If we're working with someone long distance, our choices may come down to telephone or email. If feedback and discussion are needed, telephone communication normally allows you to sort out the problem faster (And I’ve come to appreciate this in spite of my natural resistance!).


Written messages.

Written messages (emails and text messages) have no voice inflections or visual cues to help interpretation and have a longer feedback time. We may miss out on a lot of clues as to the exact meaning the other person is trying to convey.  You may not know whether a phrase is meant in an angry, sad, joking, dead serious, or desperate way.

Phrases that can be made to sound lighter with a voice inflection or a smile may come out sounding accusatory or negative in writing. Without voice inflections and facial expressions, sarcasm and joking are harder to detect. We’ve all received the weird email where you are not sure the sender is joking or truly being rude.

Written messages, however, are useful for recording agreements and thought processes that need to be accessed later, and to help people remember what needs to be done. Use them for:

  • Sharing factual information or instructions, where the receiver may need to refer back to the information later on.

  • Recording agreements.

  • Praise. While it is also great to give and receive praise in verbal form, written praise is something the other person can keep and refer to in downtimes.

Visual messages (graphs, figures, images, videos).

In some cases, such as sharing factual information, graphs, figures, images, or other visualizations can be an even better choice than written words. Since we all consume so much written information all day long in emails, newsletters, media and so on, it is no surprise that we are so much more tempted by videos, images or graphs that cut through the monotony. Think about which posts grab your attention on social media.

Visual information can be consumed faster, and studies show that graphs or images are remembered much better than written words.

Visual messages can still be misinterpreted though, so you'll need to take care when preparing them to ensure they're interpreted appropriately. Use them for:

  • Conveying complex information in a summarized way

  • Grabbing people’s attention, cutting through the information noise

  • When you want a key message to be remembered

Figure out people’s preferred communication channel.

Same as you and me, we all have our preferred communication channels. When you work with other people (your team members, your boss, clients), it usually pays off to figure out early on which are their preferred ones. Email? A quick call? Text-messages? Which text-messaging app do they use? Are they the kind that prefer a hallway chat?

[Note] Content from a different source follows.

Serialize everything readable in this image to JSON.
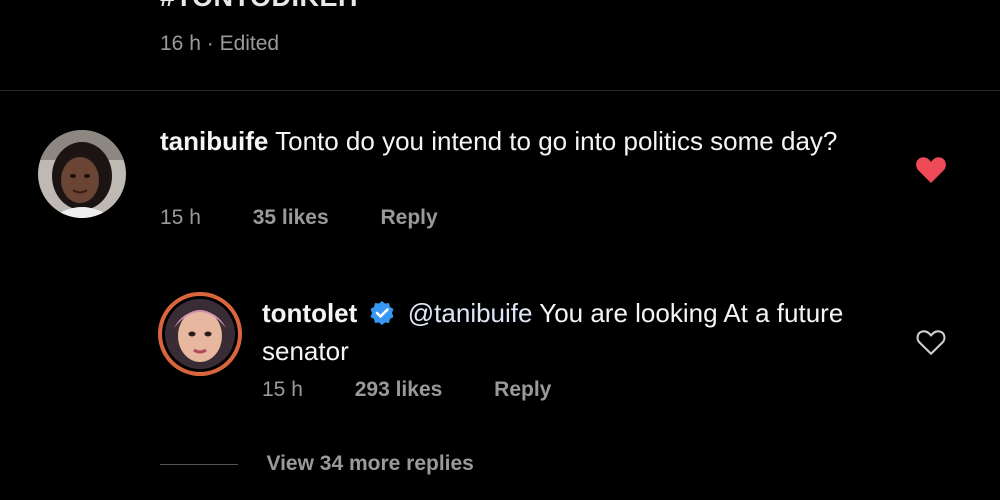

Contacting them in their preferred channel can facilitate communication, and ensure that you get the answers you need, when you need them. Of course, you still need to take into account the advantages and disadvantages of each channel, as we discussed above, but you’ll know you have a better shot at getting a good communication started when aligning with their preferred channel.


Now we’re dying to know, do YOU have a preferred (or detested) communication channel? Share in the comments or on Facebook!